- _What to work on_: What you return should match every entry, character for character.

- _Dataset records_:
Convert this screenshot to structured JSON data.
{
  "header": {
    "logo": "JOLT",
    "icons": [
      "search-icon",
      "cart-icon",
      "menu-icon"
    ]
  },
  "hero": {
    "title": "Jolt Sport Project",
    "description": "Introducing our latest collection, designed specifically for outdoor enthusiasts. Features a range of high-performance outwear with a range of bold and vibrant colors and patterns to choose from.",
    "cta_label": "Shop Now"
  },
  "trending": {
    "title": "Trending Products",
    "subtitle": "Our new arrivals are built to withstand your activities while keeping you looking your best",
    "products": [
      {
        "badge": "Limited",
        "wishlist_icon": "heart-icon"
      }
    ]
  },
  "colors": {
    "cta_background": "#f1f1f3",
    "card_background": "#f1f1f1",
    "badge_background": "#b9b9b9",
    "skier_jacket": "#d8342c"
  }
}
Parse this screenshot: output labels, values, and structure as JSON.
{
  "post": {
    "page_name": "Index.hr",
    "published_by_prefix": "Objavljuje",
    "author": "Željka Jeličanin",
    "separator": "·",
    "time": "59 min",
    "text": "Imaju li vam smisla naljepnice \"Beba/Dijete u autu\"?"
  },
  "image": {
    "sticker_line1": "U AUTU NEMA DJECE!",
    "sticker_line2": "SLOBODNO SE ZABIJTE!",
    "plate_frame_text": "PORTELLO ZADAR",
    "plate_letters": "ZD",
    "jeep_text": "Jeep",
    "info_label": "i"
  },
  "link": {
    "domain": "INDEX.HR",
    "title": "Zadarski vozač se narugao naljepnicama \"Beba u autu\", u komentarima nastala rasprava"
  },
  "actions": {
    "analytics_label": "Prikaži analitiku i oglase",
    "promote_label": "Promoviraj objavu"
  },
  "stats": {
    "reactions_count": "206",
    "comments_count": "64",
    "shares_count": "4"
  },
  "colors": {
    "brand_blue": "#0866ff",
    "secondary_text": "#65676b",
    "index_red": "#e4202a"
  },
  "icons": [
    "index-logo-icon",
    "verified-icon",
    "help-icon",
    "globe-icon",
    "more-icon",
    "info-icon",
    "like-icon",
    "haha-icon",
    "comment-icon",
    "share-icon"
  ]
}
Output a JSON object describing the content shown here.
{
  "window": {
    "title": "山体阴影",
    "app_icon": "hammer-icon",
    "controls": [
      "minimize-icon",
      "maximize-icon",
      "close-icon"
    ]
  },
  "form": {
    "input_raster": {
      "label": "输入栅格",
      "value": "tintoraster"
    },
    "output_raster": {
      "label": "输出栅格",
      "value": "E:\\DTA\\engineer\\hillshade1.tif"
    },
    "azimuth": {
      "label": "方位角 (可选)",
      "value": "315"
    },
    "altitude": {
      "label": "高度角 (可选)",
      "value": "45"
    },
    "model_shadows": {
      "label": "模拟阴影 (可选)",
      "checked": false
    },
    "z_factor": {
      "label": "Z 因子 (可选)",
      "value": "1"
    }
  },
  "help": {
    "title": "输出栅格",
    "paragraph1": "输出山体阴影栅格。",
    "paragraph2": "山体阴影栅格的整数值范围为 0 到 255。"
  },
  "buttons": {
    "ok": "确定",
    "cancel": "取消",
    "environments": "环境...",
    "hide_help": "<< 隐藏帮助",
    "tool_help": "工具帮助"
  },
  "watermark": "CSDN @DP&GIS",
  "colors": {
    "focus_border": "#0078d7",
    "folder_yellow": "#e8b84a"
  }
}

- _Reply_:
Convert this screenshot to structured JSON data.
{
  "header": {
    "logo": "JOLT",
    "icons": [
      "search-icon",
      "cart-icon",
      "menu-icon"
    ]
  },
  "hero": {
    "title": "Jolt Sport Project",
    "description": "Introducing our latest collection, designed specifically for outdoor enthusiasts. Features a range of high-performance outwear with a range of bold and vibrant colors and patterns to choose from.",
    "cta_label": "Shop Now"
  },
  "trending": {
    "title": "Trending Products",
    "subtitle": "Our new arrivals are built to withstand your activities while keeping you looking your best",
    "products": [
      {
        "badge": "Limited",
        "wishlist_icon": "heart-icon"
      }
    ]
  },
  "colors": {
    "cta_background": "#f1f1f3",
    "card_background": "#f1f1f1",
    "badge_background": "#b9b9b9",
    "skier_jacket": "#d8342c"
  }
}
Parse this screenshot: output labels, values, and structure as JSON.
{
  "post": {
    "page_name": "Index.hr",
    "published_by_prefix": "Objavljuje",
    "author": "Željka Jeličanin",
    "separator": "·",
    "time": "59 min",
    "text": "Imaju li vam smisla naljepnice \"Beba/Dijete u autu\"?"
  },
  "image": {
    "sticker_line1": "U AUTU NEMA DJECE!",
    "sticker_line2": "SLOBODNO SE ZABIJTE!",
    "plate_frame_text": "PORTELLO ZADAR",
    "plate_letters": "ZD",
    "jeep_text": "Jeep",
    "info_label": "i"
  },
  "link": {
    "domain": "INDEX.HR",
    "title": "Zadarski vozač se narugao naljepnicama \"Beba u autu\", u komentarima nastala rasprava"
  },
  "actions": {
    "analytics_label": "Prikaži analitiku i oglase",
    "promote_label": "Promoviraj objavu"
  },
  "stats": {
    "reactions_count": "206",
    "comments_count": "64",
    "shares_count": "4"
  },
  "colors": {
    "brand_blue": "#0866ff",
    "secondary_text": "#65676b",
    "index_red": "#e4202a"
  },
  "icons": [
    "index-logo-icon",
    "verified-icon",
    "help-icon",
    "globe-icon",
    "more-icon",
    "info-icon",
    "like-icon",
    "haha-icon",
    "comment-icon",
    "share-icon"
  ]
}
Output a JSON object describing the content shown here.
{
  "window": {
    "title": "山体阴影",
    "app_icon": "hammer-icon",
    "controls": [
      "minimize-icon",
      "maximize-icon",
      "close-icon"
    ]
  },
  "form": {
    "input_raster": {
      "label": "输入栅格",
      "value": "tintoraster"
    },
    "output_raster": {
      "label": "输出栅格",
      "value": "E:\\DTA\\engineer\\hillshade1.tif"
    },
    "azimuth": {
      "label": "方位角 (可选)",
      "value": "315"
    },
    "altitude": {
      "label": "高度角 (可选)",
      "value": "45"
    },
    "model_shadows": {
      "label": "模拟阴影 (可选)",
      "checked": false
    },
    "z_factor": {
      "label": "Z 因子 (可选)",
      "value": "1"
    }
  },
  "help": {
    "title": "输出栅格",
    "paragraph1": "输出山体阴影栅格。",
    "paragraph2": "山体阴影栅格的整数值范围为 0 到 255。"
  },
  "buttons": {
    "ok": "确定",
    "cancel": "取消",
    "environments": "环境...",
    "hide_help": "<< 隐藏帮助",
    "tool_help": "工具帮助"
  },
  "watermark": "CSDN @DP&GIS",
  "colors": {
    "focus_border": "#0078d7",
    "folder_yellow": "#e8b84a"
  }
}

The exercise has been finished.